  • Preschool teachers have a new role because the foundations of the programme is to be used only as a guide for the preschool institution programme. ECEC teachers and all other practitioners in the preschool institution are to use the foundations of the programme as a starting point in dialogue with colleagues, parents or guardians and children about the activities.
  • A preschool institution, the environment where the preschool programme is to be conducted, is seen as a place of living and learning, and also as a place of inclusive, reflexive and democratic practice and critical pedagogy.
  • The physical environment is an inspiring and stimulating environment for learning, which provides opportunities for children to freely explore, experiment, discover and work with others.
  • In ECEC, the focus should be on long-term objectives, not short-term outcomes and achievements; an integrated approach to child learning and development; and evaluation with the aim of improving practice, not only evaluating outcomes.

According to the By-law on Detailed Conditions for the Preschool Preparatory Programme Implementation, the PPP’s function is to provide equal conditions for all children, enrich their social and cognitive experience and enable all children to be in the same or a similar position when they start primary school.

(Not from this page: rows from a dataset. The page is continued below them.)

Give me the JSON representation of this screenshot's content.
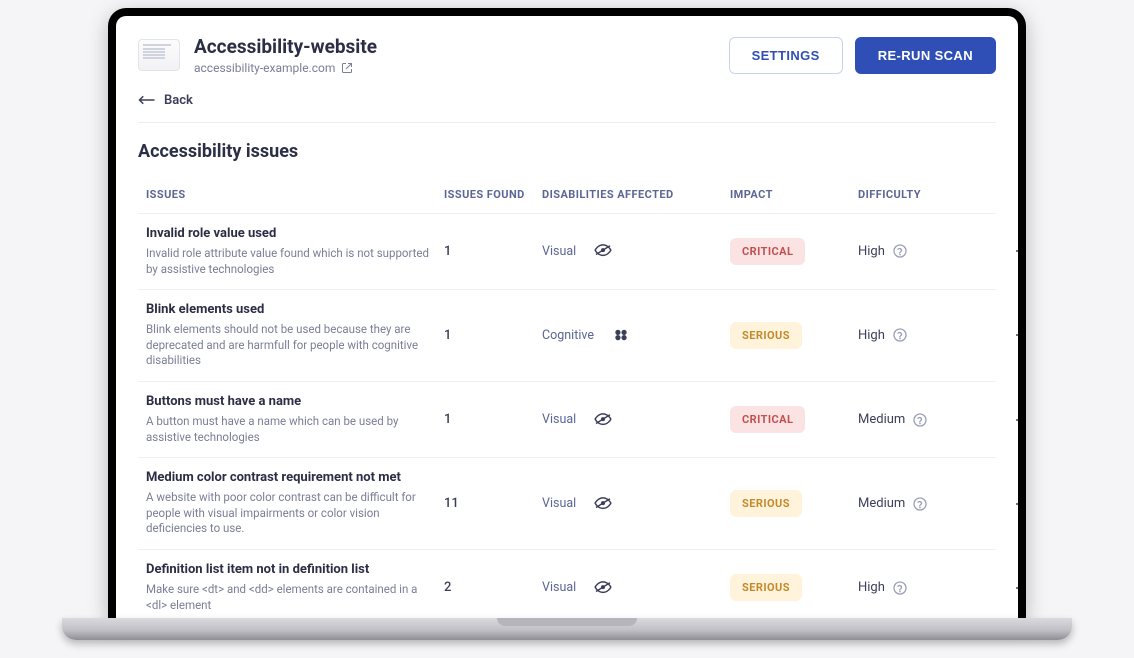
{
  "header": {
    "title": "Accessibility-website",
    "site_url": "accessibility-example.com",
    "settings_label": "SETTINGS",
    "rerun_label": "RE-RUN SCAN",
    "back_label": "Back"
  },
  "section": {
    "title": "Accessibility issues"
  },
  "columns": {
    "issues": "ISSUES",
    "found": "ISSUES FOUND",
    "disabilities": "DISABILITIES AFFECTED",
    "impact": "IMPACT",
    "difficulty": "DIFFICULTY"
  },
  "impact_labels": {
    "critical": "CRITICAL",
    "serious": "SERIOUS"
  },
  "rows": [
    {
      "title": "Invalid role value used",
      "desc": "Invalid role attribute value found which is not supported by assistive technologies",
      "count": "1",
      "disability": "Visual",
      "disability_icon": "eye",
      "impact": "critical",
      "difficulty": "High"
    },
    {
      "title": "Blink elements used",
      "desc": "Blink elements should not be used because they are deprecated and are harmfull for people with cognitive disabilities",
      "count": "1",
      "disability": "Cognitive",
      "disability_icon": "brain",
      "impact": "serious",
      "difficulty": "High"
    },
    {
      "title": "Buttons must have a name",
      "desc": "A button must have a name which can be used by assistive technologies",
      "count": "1",
      "disability": "Visual",
      "disability_icon": "eye",
      "impact": "critical",
      "difficulty": "Medium"
    },
    {
      "title": "Medium color contrast requirement not met",
      "desc": "A website with poor color contrast can be difficult for people with visual impairments or color vision deficiencies to use.",
      "count": "11",
      "disability": "Visual",
      "disability_icon": "eye",
      "impact": "serious",
      "difficulty": "Medium"
    },
    {
      "title": "Definition list item not in definition list",
      "desc": "Make sure <dt> and <dd> elements are contained in a <dl> element",
      "count": "2",
      "disability": "Visual",
      "disability_icon": "eye",
      "impact": "serious",
      "difficulty": "High"
    }
  ]
}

In addition, the Fundamentals of the Preschool Education Programme does not specify precise short-term outcomes for the PPP, only thematic areas, competencies and aspects of child welfare, using key phrases such as ‘to feel’, ‘to be’, ‘to be able to’, ‘to be competent in’ and ‘to do’. The aspects of welfare and competencies specified are relevant for both the PPP and kindergarten, as well as for nursery.


Pedagogical approaches

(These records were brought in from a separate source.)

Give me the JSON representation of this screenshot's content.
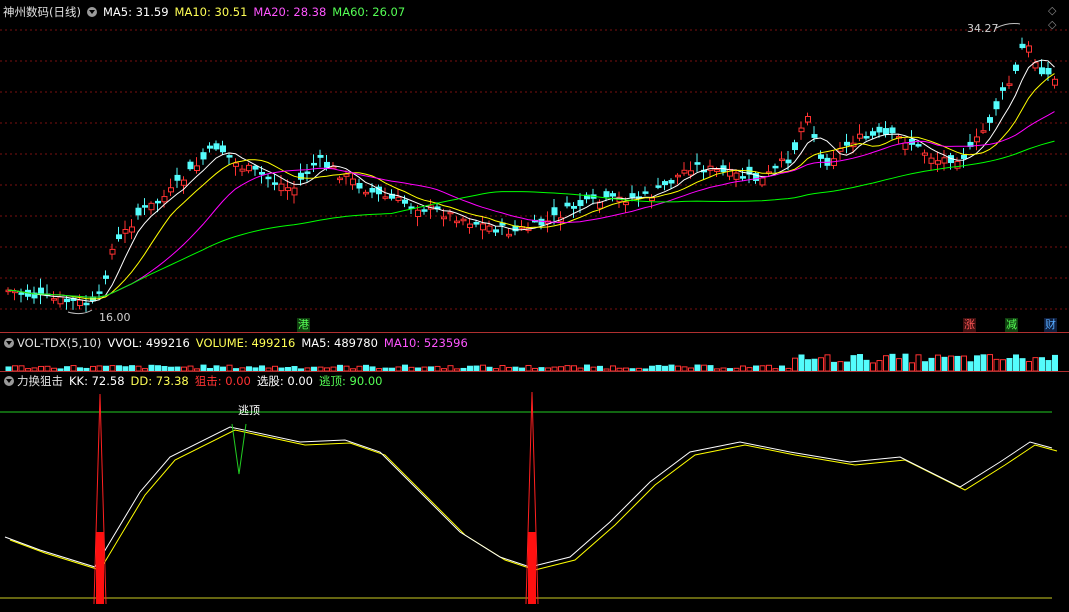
{
  "main": {
    "stock_name": "神州数码(日线)",
    "ma": [
      {
        "label": "MA5: 31.59",
        "color": "#ffffff"
      },
      {
        "label": "MA10: 30.51",
        "color": "#ffff55"
      },
      {
        "label": "MA20: 28.38",
        "color": "#ff55ff"
      },
      {
        "label": "MA60: 26.07",
        "color": "#55ff55"
      }
    ],
    "high_label": "34.27",
    "low_label": "16.00",
    "tags": {
      "gang": "港",
      "zhang": "涨",
      "jian": "减",
      "cai": "财"
    },
    "nav_up": "◇",
    "nav_left": "◇",
    "colors": {
      "up": "#ff3232",
      "down": "#54fcfc",
      "ma5": "#ffffff",
      "ma10": "#ffff00",
      "ma20": "#ff00ff",
      "ma60": "#00ff00"
    }
  },
  "vol": {
    "title": "VOL-TDX(5,10)",
    "items": [
      {
        "label": "VVOL: 499216",
        "color": "#ffffff"
      },
      {
        "label": "VOLUME: 499216",
        "color": "#ffff55"
      },
      {
        "label": "MA5: 489780",
        "color": "#ffffff"
      },
      {
        "label": "MA10: 523596",
        "color": "#ff55ff"
      }
    ]
  },
  "ind": {
    "title": "力换狙击",
    "items": [
      {
        "label": "KK: 72.58",
        "color": "#ffffff"
      },
      {
        "label": "DD: 73.38",
        "color": "#ffff55"
      },
      {
        "label": "狙击: ",
        "color": "#ff3232",
        "value": "0.00"
      },
      {
        "label": "选股: 0.00",
        "color": "#ffffff"
      },
      {
        "label": "逃顶: 90.00",
        "color": "#55ff55"
      }
    ],
    "escape_label": "逃顶"
  }
}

Preschool teachers are free to choose teaching methods according to their preferred teaching style and the individual needs, wants and competencies of children. In the absence of a detailed curriculum, teachers have a very important role in the delivery of the programme, as well as in any modifications that may be appropriate in view of the children’s needs, interests and abilities.

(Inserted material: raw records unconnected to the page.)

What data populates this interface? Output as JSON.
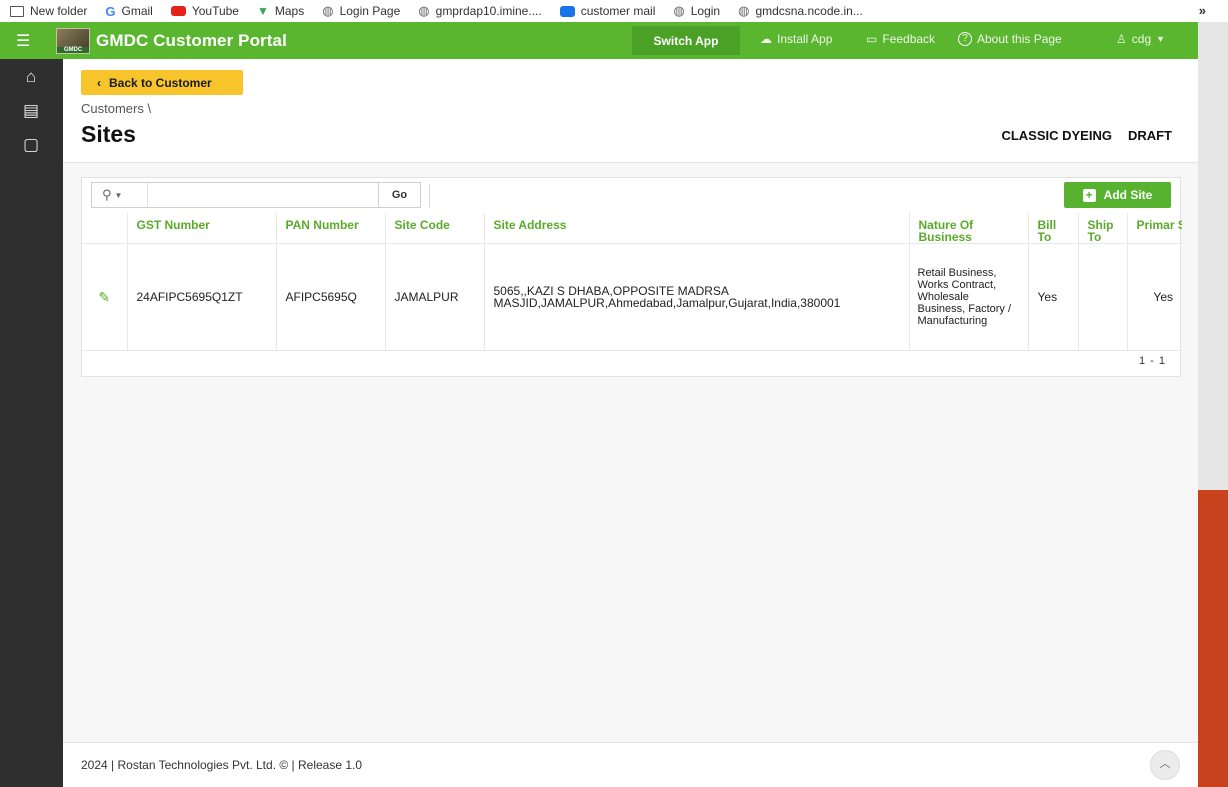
{
  "bookmarks": [
    {
      "label": "New folder",
      "icon": "folder-icon",
      "color": "#555555"
    },
    {
      "label": "Gmail",
      "icon": "google-icon",
      "color": "#4285f4"
    },
    {
      "label": "YouTube",
      "icon": "youtube-icon",
      "color": "#e62117"
    },
    {
      "label": "Maps",
      "icon": "maps-icon",
      "color": "#34a853"
    },
    {
      "label": "Login Page",
      "icon": "globe-icon",
      "color": "#666666"
    },
    {
      "label": "gmprdap10.imine....",
      "icon": "globe-icon",
      "color": "#666666"
    },
    {
      "label": "customer mail",
      "icon": "mail-icon",
      "color": "#1a73e8"
    },
    {
      "label": "Login",
      "icon": "globe-icon",
      "color": "#666666"
    },
    {
      "label": "gmdcsna.ncode.in...",
      "icon": "globe-icon",
      "color": "#666666"
    }
  ],
  "bookmarks_more": "»",
  "shell": {
    "title": "GMDC Customer Portal",
    "switch_app": "Switch App",
    "install_app": "Install App",
    "feedback": "Feedback",
    "about": "About this Page",
    "user": "cdg",
    "accent": "#5ab52f"
  },
  "header": {
    "back_label": "Back to Customer",
    "breadcrumb": "Customers \\",
    "title": "Sites",
    "customer_name": "CLASSIC DYEING",
    "status": "DRAFT"
  },
  "toolbar": {
    "search_value": "",
    "go_label": "Go",
    "add_label": "Add Site"
  },
  "table": {
    "columns": [
      "GST Number",
      "PAN Number",
      "Site Code",
      "Site Address",
      "Nature Of Business",
      "Bill To",
      "Ship To",
      "Primar Site"
    ],
    "rows": [
      {
        "gst": "24AFIPC5695Q1ZT",
        "pan": "AFIPC5695Q",
        "site_code": "JAMALPUR",
        "address": "5065,,KAZI S DHABA,OPPOSITE MADRSA MASJID,JAMALPUR,Ahmedabad,Jamalpur,Gujarat,India,380001",
        "nature": "Retail Business, Works Contract, Wholesale Business, Factory / Manufacturing",
        "bill_to": "Yes",
        "ship_to": "",
        "primary": "Yes"
      }
    ],
    "pager": "1 - 1"
  },
  "footer": {
    "text": "2024 | Rostan Technologies Pvt. Ltd. © | Release 1.0"
  }
}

Preschool teachers choose and create materials considering the welfare of children, principles regarding which are set out in the Fundamentals of the Preschool Education Programme, which recognises the importance of children’s feelings, characteristics, skills and previous experiences. Moreover, some of the materials should be chosen in cooperation between children and preschool teachers according to the current interests of the children. This is particularly the case with natural materials such as cloth, wood and clay. In line with the Fundamentals of the Preschool Education Programme, all participants in an ECEC institution, including children, parents or guardians, preschool teachers and other staff, are responsible for choosing and preparing materials. This pedagogical approach is applicable to the whole ECEC programme, including nursery, kindergarten and the PPP.



There is no formative or summative assessment during ECEC programmes. Personal records of progress for each child are kept and updated in ECEC institutions.

Transition to primary school

One of the main principles specified in the Fundamentals of the Preschool Education Programme is continuity in education. Continuity is based on developing lifelong learning competencies and connecting ECEC institutions with schools, families and local communities. Some recommendations for approaching transitions are made in the Fundamentals of the Preschool Education Programme: an ECEC institution should cooperate with a school by organising mutual visits and joint activities, exchanging information, preparing parents or guardians and children for the transition from kindergarten and the PPP to school, and organising particular activities and taking action to connect practitioners, children and parents or guardians from kindergartens and schools (sporting activities, art workshops, friendship programmes, celebrations, festivals, exhibitions, performances, etc.)